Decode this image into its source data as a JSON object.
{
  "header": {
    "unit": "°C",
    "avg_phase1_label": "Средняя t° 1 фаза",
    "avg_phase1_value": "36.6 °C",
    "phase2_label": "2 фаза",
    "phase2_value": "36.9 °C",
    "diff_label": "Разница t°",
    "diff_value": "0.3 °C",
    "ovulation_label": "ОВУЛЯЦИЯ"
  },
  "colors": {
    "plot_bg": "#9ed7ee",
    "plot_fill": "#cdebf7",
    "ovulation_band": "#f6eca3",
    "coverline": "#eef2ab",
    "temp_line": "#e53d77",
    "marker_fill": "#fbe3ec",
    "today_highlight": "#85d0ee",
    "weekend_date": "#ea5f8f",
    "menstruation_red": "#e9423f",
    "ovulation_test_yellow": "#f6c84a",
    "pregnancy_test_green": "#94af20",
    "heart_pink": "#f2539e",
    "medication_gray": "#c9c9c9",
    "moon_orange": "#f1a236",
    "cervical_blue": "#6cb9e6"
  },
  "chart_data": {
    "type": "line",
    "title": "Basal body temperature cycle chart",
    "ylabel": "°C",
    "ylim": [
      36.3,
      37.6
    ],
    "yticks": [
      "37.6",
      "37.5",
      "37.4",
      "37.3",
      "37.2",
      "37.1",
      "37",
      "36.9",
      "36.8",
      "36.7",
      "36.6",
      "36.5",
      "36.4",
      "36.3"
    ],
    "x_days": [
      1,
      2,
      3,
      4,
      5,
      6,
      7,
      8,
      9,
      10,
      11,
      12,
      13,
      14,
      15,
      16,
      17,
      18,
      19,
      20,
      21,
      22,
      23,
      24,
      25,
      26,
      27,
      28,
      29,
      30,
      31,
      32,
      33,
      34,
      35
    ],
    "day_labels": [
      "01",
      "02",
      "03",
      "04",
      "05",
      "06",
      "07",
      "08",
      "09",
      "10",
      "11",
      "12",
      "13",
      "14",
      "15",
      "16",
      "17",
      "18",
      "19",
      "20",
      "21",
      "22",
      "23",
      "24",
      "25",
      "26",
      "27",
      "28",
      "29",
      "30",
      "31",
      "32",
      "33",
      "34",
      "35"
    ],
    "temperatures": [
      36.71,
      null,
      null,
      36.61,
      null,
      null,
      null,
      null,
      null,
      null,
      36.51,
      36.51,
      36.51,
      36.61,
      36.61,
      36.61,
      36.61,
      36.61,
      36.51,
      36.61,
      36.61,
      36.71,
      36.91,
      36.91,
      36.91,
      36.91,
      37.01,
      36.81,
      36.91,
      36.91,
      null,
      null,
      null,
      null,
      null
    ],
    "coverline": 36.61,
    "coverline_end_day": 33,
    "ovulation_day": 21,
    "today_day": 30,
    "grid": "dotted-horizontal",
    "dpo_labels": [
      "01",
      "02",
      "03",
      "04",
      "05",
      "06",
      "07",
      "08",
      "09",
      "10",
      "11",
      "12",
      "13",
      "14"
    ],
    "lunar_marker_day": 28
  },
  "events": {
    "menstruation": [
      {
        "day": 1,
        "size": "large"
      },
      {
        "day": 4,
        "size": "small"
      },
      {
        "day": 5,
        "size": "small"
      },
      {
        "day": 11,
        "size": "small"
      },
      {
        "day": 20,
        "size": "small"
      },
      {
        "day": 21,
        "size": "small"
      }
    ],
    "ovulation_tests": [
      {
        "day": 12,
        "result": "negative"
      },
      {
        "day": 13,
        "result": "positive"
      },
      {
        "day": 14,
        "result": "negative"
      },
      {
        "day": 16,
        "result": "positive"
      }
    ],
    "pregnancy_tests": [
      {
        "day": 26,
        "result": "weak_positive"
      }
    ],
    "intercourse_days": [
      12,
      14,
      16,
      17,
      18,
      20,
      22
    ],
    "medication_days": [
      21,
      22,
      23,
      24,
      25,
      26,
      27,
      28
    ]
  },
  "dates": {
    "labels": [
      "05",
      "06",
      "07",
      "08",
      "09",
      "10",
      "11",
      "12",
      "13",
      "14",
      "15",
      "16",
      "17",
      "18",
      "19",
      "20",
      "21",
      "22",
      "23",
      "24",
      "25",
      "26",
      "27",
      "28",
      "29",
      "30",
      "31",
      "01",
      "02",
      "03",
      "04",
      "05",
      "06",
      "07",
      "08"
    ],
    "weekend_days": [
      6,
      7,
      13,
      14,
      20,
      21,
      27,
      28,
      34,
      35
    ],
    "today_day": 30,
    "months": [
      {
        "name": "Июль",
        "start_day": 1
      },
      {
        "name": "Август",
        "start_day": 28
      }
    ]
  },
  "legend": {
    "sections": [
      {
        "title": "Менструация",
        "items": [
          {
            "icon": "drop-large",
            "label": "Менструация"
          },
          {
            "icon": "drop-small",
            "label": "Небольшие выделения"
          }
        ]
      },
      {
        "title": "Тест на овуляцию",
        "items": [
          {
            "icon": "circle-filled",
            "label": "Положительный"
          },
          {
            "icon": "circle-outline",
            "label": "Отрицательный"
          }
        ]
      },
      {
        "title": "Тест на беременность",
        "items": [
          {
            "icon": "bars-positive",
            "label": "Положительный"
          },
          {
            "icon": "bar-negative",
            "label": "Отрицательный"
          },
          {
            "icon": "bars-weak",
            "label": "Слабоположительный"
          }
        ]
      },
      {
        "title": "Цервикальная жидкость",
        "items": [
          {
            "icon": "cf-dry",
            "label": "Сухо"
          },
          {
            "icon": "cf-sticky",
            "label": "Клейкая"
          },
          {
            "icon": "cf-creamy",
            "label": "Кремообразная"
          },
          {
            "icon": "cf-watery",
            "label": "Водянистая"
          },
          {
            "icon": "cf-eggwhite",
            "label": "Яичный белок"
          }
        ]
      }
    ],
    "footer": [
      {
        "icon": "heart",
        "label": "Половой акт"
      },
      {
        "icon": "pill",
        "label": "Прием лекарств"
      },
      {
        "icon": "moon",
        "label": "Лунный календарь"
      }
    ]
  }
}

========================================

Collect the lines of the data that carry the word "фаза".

    "avg_phase1_label": "Средняя t° 1 фаза",
    "phase2_label": "2 фаза",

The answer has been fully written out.